By Lesléa Newman
Spalding MFA Writing for Children and Young Adults Faculty
What to do when the muse appears to be on vacation? For this writer, the hardest thing to do is wait for inspiration to strike. I am a “do-er.” I attack life with both hands. So staring out the window, praying for a miracle, writing false starts, eating too many cookies, doing too many loads of laundry, and watching too many cute animal videos on YouTube (all part of the writer’s job) is not easy for me. I am not happy unless I am knee-deep into a writing project. But like all writers, I have dry spells. I never refer to these times as periods of “writer’s block.” Lulls are just part of the natural ups and downs of the writing life. Sometimes I am very productive. Other times, try as I might, I am not. This is something that is difficult, but necessary to accept. As a writer friend of mine says, pointing to her head, “This is a field Sometimes you need to let it lie fallow.”
It was during one of those fallow times when the story that became Ketzel, The Cat Who Composed crept in “on little cat feet” like the fog in Carl Sandburg’s famous poem.
I was sitting in my study, having just finished an hour of writing that went absolutely nowhere. Needless to say, I was not in the best of moods. I glanced down at the coffee table in front of my writing sofa and saw a copy of my synagogue’s monthly newsletter. Needing distraction from my morning’s failed scribbling, I picked it up and turned to the Rabbi’s column. In it, he mentioned a cat who had recently died, and whose obituary had appeared in the New York Times. Now I am a huge cat lover and firmly believe that every cat deserves an obituary in the New York Times. But here was a cat who actually had one. Not only was the cat-lover in me intrigued, but the writer in me (who had already written two feline picture books, The Best Cat in the World, and Cats, Cats, Cats!) was intrigued as well. I read on.

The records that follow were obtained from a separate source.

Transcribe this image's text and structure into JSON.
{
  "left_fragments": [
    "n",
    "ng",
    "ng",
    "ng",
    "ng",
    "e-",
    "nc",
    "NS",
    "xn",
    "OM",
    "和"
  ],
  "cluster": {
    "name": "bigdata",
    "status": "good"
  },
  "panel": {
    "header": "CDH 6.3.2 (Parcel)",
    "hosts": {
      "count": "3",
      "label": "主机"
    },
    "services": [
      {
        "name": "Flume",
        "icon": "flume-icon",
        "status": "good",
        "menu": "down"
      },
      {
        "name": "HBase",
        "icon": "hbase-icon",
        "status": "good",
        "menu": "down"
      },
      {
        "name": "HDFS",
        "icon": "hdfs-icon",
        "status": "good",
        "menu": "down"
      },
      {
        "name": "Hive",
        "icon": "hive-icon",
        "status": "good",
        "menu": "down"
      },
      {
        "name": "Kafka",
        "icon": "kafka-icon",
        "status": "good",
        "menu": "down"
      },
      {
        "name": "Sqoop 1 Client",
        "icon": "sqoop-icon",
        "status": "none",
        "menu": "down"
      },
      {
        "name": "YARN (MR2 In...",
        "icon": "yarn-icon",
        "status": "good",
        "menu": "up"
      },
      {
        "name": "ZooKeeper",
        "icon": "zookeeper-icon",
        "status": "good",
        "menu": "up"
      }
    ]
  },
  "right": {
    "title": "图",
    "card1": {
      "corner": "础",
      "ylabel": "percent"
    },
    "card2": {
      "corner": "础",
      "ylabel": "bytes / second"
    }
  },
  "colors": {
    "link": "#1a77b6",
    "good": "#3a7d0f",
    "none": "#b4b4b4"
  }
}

Ketzel was owned by a composer named Moshe Cotel. One day, Ketzel strolled down Mr. Cotel’s piano keyboard. The composer wrote down what he heard and sent it into a competition for piano solos less than sixty seconds long. The piece won an honorable mention! In his column, the rabbi discussed the fact that beautiful and magical moments always surround us, and praised Mr. Cotel for living his life with “Kavanah” (the Hebrew word for awareness and intention). Was this my moment of Kavanah? I decided that it was.
I put down the synagogue’s newsletter and went on line to read Ketzel’s obituary. I also found several newspaper articles about her prize-winning composition, “Piece for Piano: Four Paws” which had been performed all over the world and even garnered Ketzel a royalty check! Next I looked up Moshe Cotel and read all about him and his many accomplishments. I filled my head with as much knowledge as I could. Then I began to write.
The book went through many drafts. At first, I wrote it as a picture book. Then about five drafts later, I expanded it into a chapter book. Then after six more drafts, I sent it to my agent. She sent it to an editor I had worked with before who loved the idea of it but thought it would work best as a picture book. So I rewrote it again (and again and again). Finally the book was accepted. Of course there was more work to do after I received my editor’s notes. Once the book was done, an illustrator was chosen and she got to work.
I started the book in August of 2011 and it was published in October of 2015. What’s a writer to do while waiting for a book to come out and hoping that the muse will reappear? Stare out the window. Pray for a miracle. Write false starts. Eat too many cookies. Do too many loads of wash. Watch too many cute animal videos on YouTube. And pay attention to the beautiful and magical moments surrounding her. One of them is sure to inspire her to write her next book.
What do you do to attract the muse when she seems so far away?
Information about Ketzel, The Cat Who Composed can be found here: http://www.lesleakids.com/ketzelcatwhocomposed.html
Ketzel’s piano solo, “Piece for Piano: Four Paws” can be heard here: http://cityroom.blogs.nytimes.com/2011/07/18/a-musically-inclined-feline-mews-her-last/?scp=4&sq=cat&st=cse
Lesléa Newman is the author of 70 books for readers of all ages including the poetry collection, I Carry My Mother; the short story collection, A Letter to Harvey Milk; the novel-in-verse, October Mourning: A Song for Matthew Shepard; and the children’s classic, Heather Has Two Mommies. She has received fellowships from the National Endowment for the Arts and the Massachusetts Artists Foundation, two American Library Association Stonewall Honors, four Pushcart Prize nominations, two Muse Medallions from the Cat Writers Association and two Maxwell Medallions from the Dog Writers Association of America. From 2008-2010, she served as the poet laureate of Northampton, MA. She teaches Writing for Children and Young Adults at Spalding University’s low-residency MFA in Writing program.